Dataset rows describing interfaces:
= Beginning of Section =

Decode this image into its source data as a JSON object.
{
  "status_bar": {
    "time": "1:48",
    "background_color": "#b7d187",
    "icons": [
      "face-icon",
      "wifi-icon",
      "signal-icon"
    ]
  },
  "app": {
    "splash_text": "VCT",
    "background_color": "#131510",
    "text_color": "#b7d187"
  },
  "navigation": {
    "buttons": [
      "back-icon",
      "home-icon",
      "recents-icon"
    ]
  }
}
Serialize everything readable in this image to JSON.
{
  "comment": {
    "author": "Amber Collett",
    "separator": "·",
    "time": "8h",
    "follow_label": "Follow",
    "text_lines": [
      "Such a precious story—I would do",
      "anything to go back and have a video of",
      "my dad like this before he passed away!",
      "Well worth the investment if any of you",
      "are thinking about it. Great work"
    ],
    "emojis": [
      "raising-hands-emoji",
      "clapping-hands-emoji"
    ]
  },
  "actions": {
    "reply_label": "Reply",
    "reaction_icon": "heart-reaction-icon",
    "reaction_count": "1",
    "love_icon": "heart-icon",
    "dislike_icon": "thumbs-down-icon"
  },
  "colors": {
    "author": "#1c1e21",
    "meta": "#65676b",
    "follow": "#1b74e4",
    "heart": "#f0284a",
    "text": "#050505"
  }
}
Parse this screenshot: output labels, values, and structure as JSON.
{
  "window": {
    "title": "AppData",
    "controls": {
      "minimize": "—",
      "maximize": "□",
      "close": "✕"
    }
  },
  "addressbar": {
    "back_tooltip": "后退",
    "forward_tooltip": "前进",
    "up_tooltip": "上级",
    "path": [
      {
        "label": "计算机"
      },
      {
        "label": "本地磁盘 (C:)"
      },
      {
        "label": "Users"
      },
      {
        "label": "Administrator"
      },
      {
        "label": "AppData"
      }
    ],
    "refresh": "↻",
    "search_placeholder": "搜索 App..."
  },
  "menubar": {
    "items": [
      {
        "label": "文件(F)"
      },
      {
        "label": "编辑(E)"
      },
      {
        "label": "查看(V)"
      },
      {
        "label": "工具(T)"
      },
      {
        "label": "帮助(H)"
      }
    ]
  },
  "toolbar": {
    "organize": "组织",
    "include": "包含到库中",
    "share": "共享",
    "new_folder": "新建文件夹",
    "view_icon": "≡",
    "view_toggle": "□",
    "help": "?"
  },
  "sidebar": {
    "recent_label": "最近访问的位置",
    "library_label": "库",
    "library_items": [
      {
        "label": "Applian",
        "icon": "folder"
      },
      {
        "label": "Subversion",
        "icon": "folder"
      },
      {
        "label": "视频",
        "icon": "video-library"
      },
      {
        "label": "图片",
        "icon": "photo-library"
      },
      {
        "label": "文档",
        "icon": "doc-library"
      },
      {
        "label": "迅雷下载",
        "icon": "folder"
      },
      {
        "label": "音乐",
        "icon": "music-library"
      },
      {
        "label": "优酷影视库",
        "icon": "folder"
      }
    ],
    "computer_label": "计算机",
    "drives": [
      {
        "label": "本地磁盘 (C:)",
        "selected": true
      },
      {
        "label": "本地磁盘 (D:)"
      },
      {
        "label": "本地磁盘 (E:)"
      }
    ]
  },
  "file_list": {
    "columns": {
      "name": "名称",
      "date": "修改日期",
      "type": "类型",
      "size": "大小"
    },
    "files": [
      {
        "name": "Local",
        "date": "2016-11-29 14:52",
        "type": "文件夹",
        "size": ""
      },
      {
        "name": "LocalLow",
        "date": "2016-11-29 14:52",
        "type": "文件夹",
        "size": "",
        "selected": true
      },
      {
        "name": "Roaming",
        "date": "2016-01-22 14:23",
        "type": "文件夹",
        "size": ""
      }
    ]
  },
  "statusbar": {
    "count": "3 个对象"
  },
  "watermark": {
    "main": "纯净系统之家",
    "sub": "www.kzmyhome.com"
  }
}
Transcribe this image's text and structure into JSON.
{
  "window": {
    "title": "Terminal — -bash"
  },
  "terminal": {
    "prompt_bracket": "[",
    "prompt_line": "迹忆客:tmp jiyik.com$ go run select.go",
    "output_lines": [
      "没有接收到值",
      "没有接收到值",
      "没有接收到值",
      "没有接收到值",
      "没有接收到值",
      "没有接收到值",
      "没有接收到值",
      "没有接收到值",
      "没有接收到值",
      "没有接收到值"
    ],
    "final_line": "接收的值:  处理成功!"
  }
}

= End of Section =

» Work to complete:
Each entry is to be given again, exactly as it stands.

» Your solution:
Decode this image into its source data as a JSON object.
{
  "status_bar": {
    "time": "1:48",
    "background_color": "#b7d187",
    "icons": [
      "face-icon",
      "wifi-icon",
      "signal-icon"
    ]
  },
  "app": {
    "splash_text": "VCT",
    "background_color": "#131510",
    "text_color": "#b7d187"
  },
  "navigation": {
    "buttons": [
      "back-icon",
      "home-icon",
      "recents-icon"
    ]
  }
}
Serialize everything readable in this image to JSON.
{
  "comment": {
    "author": "Amber Collett",
    "separator": "·",
    "time": "8h",
    "follow_label": "Follow",
    "text_lines": [
      "Such a precious story—I would do",
      "anything to go back and have a video of",
      "my dad like this before he passed away!",
      "Well worth the investment if any of you",
      "are thinking about it. Great work"
    ],
    "emojis": [
      "raising-hands-emoji",
      "clapping-hands-emoji"
    ]
  },
  "actions": {
    "reply_label": "Reply",
    "reaction_icon": "heart-reaction-icon",
    "reaction_count": "1",
    "love_icon": "heart-icon",
    "dislike_icon": "thumbs-down-icon"
  },
  "colors": {
    "author": "#1c1e21",
    "meta": "#65676b",
    "follow": "#1b74e4",
    "heart": "#f0284a",
    "text": "#050505"
  }
}
Parse this screenshot: output labels, values, and structure as JSON.
{
  "window": {
    "title": "AppData",
    "controls": {
      "minimize": "—",
      "maximize": "□",
      "close": "✕"
    }
  },
  "addressbar": {
    "back_tooltip": "后退",
    "forward_tooltip": "前进",
    "up_tooltip": "上级",
    "path": [
      {
        "label": "计算机"
      },
      {
        "label": "本地磁盘 (C:)"
      },
      {
        "label": "Users"
      },
      {
        "label": "Administrator"
      },
      {
        "label": "AppData"
      }
    ],
    "refresh": "↻",
    "search_placeholder": "搜索 App..."
  },
  "menubar": {
    "items": [
      {
        "label": "文件(F)"
      },
      {
        "label": "编辑(E)"
      },
      {
        "label": "查看(V)"
      },
      {
        "label": "工具(T)"
      },
      {
        "label": "帮助(H)"
      }
    ]
  },
  "toolbar": {
    "organize": "组织",
    "include": "包含到库中",
    "share": "共享",
    "new_folder": "新建文件夹",
    "view_icon": "≡",
    "view_toggle": "□",
    "help": "?"
  },
  "sidebar": {
    "recent_label": "最近访问的位置",
    "library_label": "库",
    "library_items": [
      {
        "label": "Applian",
        "icon": "folder"
      },
      {
        "label": "Subversion",
        "icon": "folder"
      },
      {
        "label": "视频",
        "icon": "video-library"
      },
      {
        "label": "图片",
        "icon": "photo-library"
      },
      {
        "label": "文档",
        "icon": "doc-library"
      },
      {
        "label": "迅雷下载",
        "icon": "folder"
      },
      {
        "label": "音乐",
        "icon": "music-library"
      },
      {
        "label": "优酷影视库",
        "icon": "folder"
      }
    ],
    "computer_label": "计算机",
    "drives": [
      {
        "label": "本地磁盘 (C:)",
        "selected": true
      },
      {
        "label": "本地磁盘 (D:)"
      },
      {
        "label": "本地磁盘 (E:)"
      }
    ]
  },
  "file_list": {
    "columns": {
      "name": "名称",
      "date": "修改日期",
      "type": "类型",
      "size": "大小"
    },
    "files": [
      {
        "name": "Local",
        "date": "2016-11-29 14:52",
        "type": "文件夹",
        "size": ""
      },
      {
        "name": "LocalLow",
        "date": "2016-11-29 14:52",
        "type": "文件夹",
        "size": "",
        "selected": true
      },
      {
        "name": "Roaming",
        "date": "2016-01-22 14:23",
        "type": "文件夹",
        "size": ""
      }
    ]
  },
  "statusbar": {
    "count": "3 个对象"
  },
  "watermark": {
    "main": "纯净系统之家",
    "sub": "www.kzmyhome.com"
  }
}
Transcribe this image's text and structure into JSON.
{
  "window": {
    "title": "Terminal — -bash"
  },
  "terminal": {
    "prompt_bracket": "[",
    "prompt_line": "迹忆客:tmp jiyik.com$ go run select.go",
    "output_lines": [
      "没有接收到值",
      "没有接收到值",
      "没有接收到值",
      "没有接收到值",
      "没有接收到值",
      "没有接收到值",
      "没有接收到值",
      "没有接收到值",
      "没有接收到值",
      "没有接收到值"
    ],
    "final_line": "接收的值:  处理成功!"
  }
}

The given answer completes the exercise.